News from the Farm | January 22, 2024

Alliums (onions, garlic, leeks, shallots, scallions, and chives) are staples in most cuisines and are found in home kitchens around the world, making it easy to take them for granted. Like all produce though, they too have different varieties, seasons, nuances, and quirks. They have interesting backstories and are grown with love and care on farms, just like peaches, tomatoes,   asparagus, kale and other flashier produce. This week, let’s show some love for leeks, the alliums that are in our CSA boxes this week, and are a staple of our winter boxes.

Why grow leeks? First, they taste great and go well with other winter produce (potatoes, winter squash, all the greens, etc.). From a growing perspective, leeks are a hearty, dependable crop. They can grow all winter long, withstanding temperature swings and freezes. Plus, unlike other alliums like garlic and onions, they don’t need to be picked all at once.

We grow two varieties: King Richard and Tadorna, two open pollinated varieties. 

– King Richard are an old, unique variety. They are faster-growing and are almost all shank, the light colored part that is most commonly used in cooking. Several years ago, this variety almost disappeared but several passionate farmers, including from Full Belly, pressured seed companies to keep it around. Overall, the seed industry has moved to hybrid leek seed.

 – Tadorna are shorter and squatter, and usually wider, with beautiful blue/green leaves. Compared to King Richard, they’re “prettier” and more cold tolerant, but they grow slower and have shorter shanks.

These two leek types taste very similar, so why grow both? We have customers that prefer one type over another and the difference in maturity time can be helpful. This week you’re almost certainly getting King Richard leeks. I wasn’t able to get a side by side comparison photo, but this picture shows the difference.

Leeks are a long-season crop taking at least 75-100 days, depending on the variety, from transplanting to harvest. In comparison, kale needs about 50 days and spinach takes 25. We used to plant all of our leeks between mid-May and early June, carefully tending them during the hot summer and would start harvesting in early October, going until March. Growing a cool season crop during the summer is not ideal for the plants or for us, the plants get heat stress, barely growing until it cools down in September, and we get stressed trying to keep them from drying out. In the past few years, we’ve added a later planting in late August/early September, and those leeks are reaching maturity now. This later planting has worked out well for us and we plan to do more of that going forward. The trick, like all fall planting, is to transplant before it gets too cold and dark so that the plants will size up in time, and to harvest them before they bolt (when a plant forms flowers and goes to seed) in spring.

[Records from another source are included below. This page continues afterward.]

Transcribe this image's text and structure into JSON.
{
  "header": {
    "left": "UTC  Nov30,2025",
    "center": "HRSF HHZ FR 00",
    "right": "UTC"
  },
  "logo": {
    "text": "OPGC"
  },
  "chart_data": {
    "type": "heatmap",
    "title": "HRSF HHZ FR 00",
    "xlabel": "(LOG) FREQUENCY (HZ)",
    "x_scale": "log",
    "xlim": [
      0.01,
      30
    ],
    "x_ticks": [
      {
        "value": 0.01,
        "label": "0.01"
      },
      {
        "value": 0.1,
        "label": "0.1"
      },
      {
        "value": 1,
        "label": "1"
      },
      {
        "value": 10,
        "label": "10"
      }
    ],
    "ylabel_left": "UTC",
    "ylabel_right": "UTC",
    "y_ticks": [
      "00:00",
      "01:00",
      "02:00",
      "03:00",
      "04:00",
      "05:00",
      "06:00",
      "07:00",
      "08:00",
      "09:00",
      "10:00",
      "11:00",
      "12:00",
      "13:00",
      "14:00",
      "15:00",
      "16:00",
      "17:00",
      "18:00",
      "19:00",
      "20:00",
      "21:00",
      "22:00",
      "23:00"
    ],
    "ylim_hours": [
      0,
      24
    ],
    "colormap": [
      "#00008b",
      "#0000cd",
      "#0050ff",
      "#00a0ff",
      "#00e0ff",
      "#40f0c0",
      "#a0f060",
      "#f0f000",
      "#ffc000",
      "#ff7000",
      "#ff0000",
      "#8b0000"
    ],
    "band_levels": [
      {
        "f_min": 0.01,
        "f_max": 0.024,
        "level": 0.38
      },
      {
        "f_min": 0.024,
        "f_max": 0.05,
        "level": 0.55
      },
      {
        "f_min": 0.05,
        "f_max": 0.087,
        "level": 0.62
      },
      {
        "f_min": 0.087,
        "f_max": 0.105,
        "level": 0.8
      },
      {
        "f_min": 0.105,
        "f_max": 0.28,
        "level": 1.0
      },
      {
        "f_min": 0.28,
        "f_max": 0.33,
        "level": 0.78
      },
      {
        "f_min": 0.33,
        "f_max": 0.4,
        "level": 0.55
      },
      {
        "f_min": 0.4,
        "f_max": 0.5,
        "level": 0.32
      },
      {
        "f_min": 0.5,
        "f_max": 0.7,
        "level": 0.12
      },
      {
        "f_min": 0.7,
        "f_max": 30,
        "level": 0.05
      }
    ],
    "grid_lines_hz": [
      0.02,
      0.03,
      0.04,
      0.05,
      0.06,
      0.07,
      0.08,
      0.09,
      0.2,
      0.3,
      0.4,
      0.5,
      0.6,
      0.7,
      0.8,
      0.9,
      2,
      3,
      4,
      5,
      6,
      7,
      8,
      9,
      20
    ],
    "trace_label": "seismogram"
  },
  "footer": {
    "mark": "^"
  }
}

And when it comes time to harvest – if the ground is wet like it is now, we use a trusty digging fork, which is slow going. With drier conditions, we use an undercutter on the tractor which runs a blade below the soil surface and roots, loosening the soil and making the leeks easy to pull up.

Also in the boxes this week: red Russian kale. I snapped a picture of the squat Red Russian kale next to the towering Karinata kale. Why the height disparity? Karinata kale is a kale/mustard hybrid. Mustards are prone to bolting and this particular variety was bred to be an insectary crop that quickly formed flowers, even during winter, to provide a food source for beneficial insects when other food sources are scarce. When the weather heats up, the red Russian kale will get taller and form flowers, but not nearly as tall as the Karinata.

Happy eating!

– Elaine Swiedler, CSA Manager